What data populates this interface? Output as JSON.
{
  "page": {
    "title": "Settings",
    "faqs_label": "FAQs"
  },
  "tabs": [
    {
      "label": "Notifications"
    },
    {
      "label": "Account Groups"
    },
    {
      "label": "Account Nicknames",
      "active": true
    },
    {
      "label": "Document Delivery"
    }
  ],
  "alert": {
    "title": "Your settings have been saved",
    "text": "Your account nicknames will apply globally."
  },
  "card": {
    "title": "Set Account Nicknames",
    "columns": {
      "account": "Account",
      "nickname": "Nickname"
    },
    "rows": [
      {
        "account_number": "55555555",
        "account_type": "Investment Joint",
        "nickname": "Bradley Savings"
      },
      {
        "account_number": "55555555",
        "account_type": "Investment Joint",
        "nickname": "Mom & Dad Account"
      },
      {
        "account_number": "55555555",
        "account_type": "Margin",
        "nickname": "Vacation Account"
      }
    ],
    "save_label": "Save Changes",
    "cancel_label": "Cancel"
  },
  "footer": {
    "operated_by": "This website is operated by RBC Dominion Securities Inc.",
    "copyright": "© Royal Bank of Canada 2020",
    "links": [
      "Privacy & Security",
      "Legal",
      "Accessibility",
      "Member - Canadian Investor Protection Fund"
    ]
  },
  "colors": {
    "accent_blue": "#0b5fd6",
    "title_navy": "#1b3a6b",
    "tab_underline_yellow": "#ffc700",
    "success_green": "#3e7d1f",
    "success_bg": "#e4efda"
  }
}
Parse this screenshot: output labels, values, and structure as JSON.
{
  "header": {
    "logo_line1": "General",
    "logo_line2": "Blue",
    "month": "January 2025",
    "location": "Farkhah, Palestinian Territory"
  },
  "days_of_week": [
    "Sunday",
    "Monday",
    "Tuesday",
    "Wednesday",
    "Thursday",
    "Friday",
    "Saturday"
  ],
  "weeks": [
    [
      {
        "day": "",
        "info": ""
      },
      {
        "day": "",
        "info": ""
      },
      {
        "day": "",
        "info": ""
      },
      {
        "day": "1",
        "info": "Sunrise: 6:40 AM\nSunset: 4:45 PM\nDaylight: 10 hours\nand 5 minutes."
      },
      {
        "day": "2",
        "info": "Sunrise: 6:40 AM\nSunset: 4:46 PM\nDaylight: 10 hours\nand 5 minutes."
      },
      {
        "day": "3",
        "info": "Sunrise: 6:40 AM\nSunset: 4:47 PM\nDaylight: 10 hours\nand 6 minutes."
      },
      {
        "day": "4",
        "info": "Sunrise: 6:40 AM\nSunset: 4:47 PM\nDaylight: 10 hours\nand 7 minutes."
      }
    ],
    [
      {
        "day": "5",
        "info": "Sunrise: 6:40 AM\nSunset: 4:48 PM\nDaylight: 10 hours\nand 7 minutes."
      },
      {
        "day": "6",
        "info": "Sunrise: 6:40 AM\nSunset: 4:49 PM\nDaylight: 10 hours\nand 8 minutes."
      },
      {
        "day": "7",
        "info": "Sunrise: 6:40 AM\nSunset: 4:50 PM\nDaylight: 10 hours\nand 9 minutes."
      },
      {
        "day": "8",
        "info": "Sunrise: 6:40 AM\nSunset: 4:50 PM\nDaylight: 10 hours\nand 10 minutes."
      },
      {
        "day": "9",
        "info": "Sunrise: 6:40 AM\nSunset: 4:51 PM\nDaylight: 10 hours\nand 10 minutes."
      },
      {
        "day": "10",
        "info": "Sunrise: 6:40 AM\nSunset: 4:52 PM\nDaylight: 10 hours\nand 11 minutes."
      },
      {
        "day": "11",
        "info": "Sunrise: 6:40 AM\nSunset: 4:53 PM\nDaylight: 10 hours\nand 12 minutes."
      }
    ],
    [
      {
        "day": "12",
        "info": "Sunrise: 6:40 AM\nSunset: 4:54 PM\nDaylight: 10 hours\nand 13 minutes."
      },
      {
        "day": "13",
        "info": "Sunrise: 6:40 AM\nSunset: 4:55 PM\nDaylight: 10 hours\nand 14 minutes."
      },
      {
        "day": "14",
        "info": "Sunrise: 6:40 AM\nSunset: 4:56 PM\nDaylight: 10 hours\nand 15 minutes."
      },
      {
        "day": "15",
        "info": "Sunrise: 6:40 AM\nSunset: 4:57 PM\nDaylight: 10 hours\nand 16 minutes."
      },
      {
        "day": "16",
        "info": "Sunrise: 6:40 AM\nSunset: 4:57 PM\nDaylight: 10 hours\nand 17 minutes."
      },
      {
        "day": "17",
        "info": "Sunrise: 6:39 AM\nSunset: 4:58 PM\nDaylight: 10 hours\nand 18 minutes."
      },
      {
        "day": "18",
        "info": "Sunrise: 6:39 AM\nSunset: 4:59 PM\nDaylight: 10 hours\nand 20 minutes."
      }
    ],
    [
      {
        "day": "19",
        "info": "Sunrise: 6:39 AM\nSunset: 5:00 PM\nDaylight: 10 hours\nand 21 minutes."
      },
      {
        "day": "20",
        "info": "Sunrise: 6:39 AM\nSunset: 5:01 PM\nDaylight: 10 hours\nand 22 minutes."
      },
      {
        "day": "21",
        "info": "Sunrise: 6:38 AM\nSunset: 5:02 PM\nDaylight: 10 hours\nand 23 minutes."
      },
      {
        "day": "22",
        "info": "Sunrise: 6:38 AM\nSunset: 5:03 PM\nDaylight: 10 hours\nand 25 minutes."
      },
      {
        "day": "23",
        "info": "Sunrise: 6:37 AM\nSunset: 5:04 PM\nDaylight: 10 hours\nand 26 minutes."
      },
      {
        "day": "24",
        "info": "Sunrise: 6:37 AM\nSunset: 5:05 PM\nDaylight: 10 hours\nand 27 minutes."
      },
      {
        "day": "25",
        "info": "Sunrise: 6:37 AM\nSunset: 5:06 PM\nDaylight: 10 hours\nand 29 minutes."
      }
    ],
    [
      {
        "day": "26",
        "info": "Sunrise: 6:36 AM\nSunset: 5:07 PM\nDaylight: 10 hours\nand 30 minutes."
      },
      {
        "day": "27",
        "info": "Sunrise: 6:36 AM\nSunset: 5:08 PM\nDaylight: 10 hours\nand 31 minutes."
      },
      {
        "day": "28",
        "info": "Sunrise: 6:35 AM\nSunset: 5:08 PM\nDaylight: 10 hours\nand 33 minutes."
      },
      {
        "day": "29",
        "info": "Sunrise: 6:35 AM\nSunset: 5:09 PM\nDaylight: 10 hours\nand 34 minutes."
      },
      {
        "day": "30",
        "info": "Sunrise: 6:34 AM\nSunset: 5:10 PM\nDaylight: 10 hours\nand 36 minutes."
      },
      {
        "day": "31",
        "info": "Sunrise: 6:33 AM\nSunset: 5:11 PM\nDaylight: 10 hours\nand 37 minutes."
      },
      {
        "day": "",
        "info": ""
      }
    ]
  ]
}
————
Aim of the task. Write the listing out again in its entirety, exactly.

Answer for this exercise.
What data populates this interface? Output as JSON.
{
  "page": {
    "title": "Settings",
    "faqs_label": "FAQs"
  },
  "tabs": [
    {
      "label": "Notifications"
    },
    {
      "label": "Account Groups"
    },
    {
      "label": "Account Nicknames",
      "active": true
    },
    {
      "label": "Document Delivery"
    }
  ],
  "alert": {
    "title": "Your settings have been saved",
    "text": "Your account nicknames will apply globally."
  },
  "card": {
    "title": "Set Account Nicknames",
    "columns": {
      "account": "Account",
      "nickname": "Nickname"
    },
    "rows": [
      {
        "account_number": "55555555",
        "account_type": "Investment Joint",
        "nickname": "Bradley Savings"
      },
      {
        "account_number": "55555555",
        "account_type": "Investment Joint",
        "nickname": "Mom & Dad Account"
      },
      {
        "account_number": "55555555",
        "account_type": "Margin",
        "nickname": "Vacation Account"
      }
    ],
    "save_label": "Save Changes",
    "cancel_label": "Cancel"
  },
  "footer": {
    "operated_by": "This website is operated by RBC Dominion Securities Inc.",
    "copyright": "© Royal Bank of Canada 2020",
    "links": [
      "Privacy & Security",
      "Legal",
      "Accessibility",
      "Member - Canadian Investor Protection Fund"
    ]
  },
  "colors": {
    "accent_blue": "#0b5fd6",
    "title_navy": "#1b3a6b",
    "tab_underline_yellow": "#ffc700",
    "success_green": "#3e7d1f",
    "success_bg": "#e4efda"
  }
}
Parse this screenshot: output labels, values, and structure as JSON.
{
  "header": {
    "logo_line1": "General",
    "logo_line2": "Blue",
    "month": "January 2025",
    "location": "Farkhah, Palestinian Territory"
  },
  "days_of_week": [
    "Sunday",
    "Monday",
    "Tuesday",
    "Wednesday",
    "Thursday",
    "Friday",
    "Saturday"
  ],
  "weeks": [
    [
      {
        "day": "",
        "info": ""
      },
      {
        "day": "",
        "info": ""
      },
      {
        "day": "",
        "info": ""
      },
      {
        "day": "1",
        "info": "Sunrise: 6:40 AM\nSunset: 4:45 PM\nDaylight: 10 hours\nand 5 minutes."
      },
      {
        "day": "2",
        "info": "Sunrise: 6:40 AM\nSunset: 4:46 PM\nDaylight: 10 hours\nand 5 minutes."
      },
      {
        "day": "3",
        "info": "Sunrise: 6:40 AM\nSunset: 4:47 PM\nDaylight: 10 hours\nand 6 minutes."
      },
      {
        "day": "4",
        "info": "Sunrise: 6:40 AM\nSunset: 4:47 PM\nDaylight: 10 hours\nand 7 minutes."
      }
    ],
    [
      {
        "day": "5",
        "info": "Sunrise: 6:40 AM\nSunset: 4:48 PM\nDaylight: 10 hours\nand 7 minutes."
      },
      {
        "day": "6",
        "info": "Sunrise: 6:40 AM\nSunset: 4:49 PM\nDaylight: 10 hours\nand 8 minutes."
      },
      {
        "day": "7",
        "info": "Sunrise: 6:40 AM\nSunset: 4:50 PM\nDaylight: 10 hours\nand 9 minutes."
      },
      {
        "day": "8",
        "info": "Sunrise: 6:40 AM\nSunset: 4:50 PM\nDaylight: 10 hours\nand 10 minutes."
      },
      {
        "day": "9",
        "info": "Sunrise: 6:40 AM\nSunset: 4:51 PM\nDaylight: 10 hours\nand 10 minutes."
      },
      {
        "day": "10",
        "info": "Sunrise: 6:40 AM\nSunset: 4:52 PM\nDaylight: 10 hours\nand 11 minutes."
      },
      {
        "day": "11",
        "info": "Sunrise: 6:40 AM\nSunset: 4:53 PM\nDaylight: 10 hours\nand 12 minutes."
      }
    ],
    [
      {
        "day": "12",
        "info": "Sunrise: 6:40 AM\nSunset: 4:54 PM\nDaylight: 10 hours\nand 13 minutes."
      },
      {
        "day": "13",
        "info": "Sunrise: 6:40 AM\nSunset: 4:55 PM\nDaylight: 10 hours\nand 14 minutes."
      },
      {
        "day": "14",
        "info": "Sunrise: 6:40 AM\nSunset: 4:56 PM\nDaylight: 10 hours\nand 15 minutes."
      },
      {
        "day": "15",
        "info": "Sunrise: 6:40 AM\nSunset: 4:57 PM\nDaylight: 10 hours\nand 16 minutes."
      },
      {
        "day": "16",
        "info": "Sunrise: 6:40 AM\nSunset: 4:57 PM\nDaylight: 10 hours\nand 17 minutes."
      },
      {
        "day": "17",
        "info": "Sunrise: 6:39 AM\nSunset: 4:58 PM\nDaylight: 10 hours\nand 18 minutes."
      },
      {
        "day": "18",
        "info": "Sunrise: 6:39 AM\nSunset: 4:59 PM\nDaylight: 10 hours\nand 20 minutes."
      }
    ],
    [
      {
        "day": "19",
        "info": "Sunrise: 6:39 AM\nSunset: 5:00 PM\nDaylight: 10 hours\nand 21 minutes."
      },
      {
        "day": "20",
        "info": "Sunrise: 6:39 AM\nSunset: 5:01 PM\nDaylight: 10 hours\nand 22 minutes."
      },
      {
        "day": "21",
        "info": "Sunrise: 6:38 AM\nSunset: 5:02 PM\nDaylight: 10 hours\nand 23 minutes."
      },
      {
        "day": "22",
        "info": "Sunrise: 6:38 AM\nSunset: 5:03 PM\nDaylight: 10 hours\nand 25 minutes."
      },
      {
        "day": "23",
        "info": "Sunrise: 6:37 AM\nSunset: 5:04 PM\nDaylight: 10 hours\nand 26 minutes."
      },
      {
        "day": "24",
        "info": "Sunrise: 6:37 AM\nSunset: 5:05 PM\nDaylight: 10 hours\nand 27 minutes."
      },
      {
        "day": "25",
        "info": "Sunrise: 6:37 AM\nSunset: 5:06 PM\nDaylight: 10 hours\nand 29 minutes."
      }
    ],
    [
      {
        "day": "26",
        "info": "Sunrise: 6:36 AM\nSunset: 5:07 PM\nDaylight: 10 hours\nand 30 minutes."
      },
      {
        "day": "27",
        "info": "Sunrise: 6:36 AM\nSunset: 5:08 PM\nDaylight: 10 hours\nand 31 minutes."
      },
      {
        "day": "28",
        "info": "Sunrise: 6:35 AM\nSunset: 5:08 PM\nDaylight: 10 hours\nand 33 minutes."
      },
      {
        "day": "29",
        "info": "Sunrise: 6:35 AM\nSunset: 5:09 PM\nDaylight: 10 hours\nand 34 minutes."
      },
      {
        "day": "30",
        "info": "Sunrise: 6:34 AM\nSunset: 5:10 PM\nDaylight: 10 hours\nand 36 minutes."
      },
      {
        "day": "31",
        "info": "Sunrise: 6:33 AM\nSunset: 5:11 PM\nDaylight: 10 hours\nand 37 minutes."
      },
      {
        "day": "",
        "info": ""
      }
    ]
  ]
}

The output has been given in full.